Component data from apps and pages
++++++++

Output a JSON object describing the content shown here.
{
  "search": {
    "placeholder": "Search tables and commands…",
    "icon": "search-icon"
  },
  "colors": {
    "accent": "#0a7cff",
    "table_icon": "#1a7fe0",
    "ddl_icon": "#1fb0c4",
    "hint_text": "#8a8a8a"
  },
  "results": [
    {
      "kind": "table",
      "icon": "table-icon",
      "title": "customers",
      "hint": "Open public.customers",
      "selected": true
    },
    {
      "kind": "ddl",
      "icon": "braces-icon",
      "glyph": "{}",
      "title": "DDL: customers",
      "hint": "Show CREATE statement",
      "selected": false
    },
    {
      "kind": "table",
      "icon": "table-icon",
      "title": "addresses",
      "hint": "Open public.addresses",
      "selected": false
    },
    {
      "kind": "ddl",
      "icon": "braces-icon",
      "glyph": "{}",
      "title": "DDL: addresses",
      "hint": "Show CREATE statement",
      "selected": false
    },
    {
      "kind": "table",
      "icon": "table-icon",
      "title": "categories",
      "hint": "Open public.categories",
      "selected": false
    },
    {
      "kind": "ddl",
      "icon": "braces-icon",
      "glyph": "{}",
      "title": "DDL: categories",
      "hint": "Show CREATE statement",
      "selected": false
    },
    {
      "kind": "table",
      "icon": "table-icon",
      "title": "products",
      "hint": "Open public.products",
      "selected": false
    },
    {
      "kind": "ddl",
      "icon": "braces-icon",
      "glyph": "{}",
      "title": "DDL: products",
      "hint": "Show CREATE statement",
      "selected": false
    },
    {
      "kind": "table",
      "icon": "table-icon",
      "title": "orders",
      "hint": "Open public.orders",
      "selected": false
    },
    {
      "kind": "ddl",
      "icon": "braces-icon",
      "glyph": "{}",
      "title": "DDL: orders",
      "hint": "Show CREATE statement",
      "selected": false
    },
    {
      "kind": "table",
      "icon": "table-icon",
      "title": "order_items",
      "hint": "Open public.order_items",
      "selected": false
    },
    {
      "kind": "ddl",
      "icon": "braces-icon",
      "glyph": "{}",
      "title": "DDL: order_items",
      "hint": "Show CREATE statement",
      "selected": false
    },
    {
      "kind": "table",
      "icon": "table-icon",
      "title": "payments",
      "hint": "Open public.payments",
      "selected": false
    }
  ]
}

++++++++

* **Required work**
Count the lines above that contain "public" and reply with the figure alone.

* **Response for this exercise**
7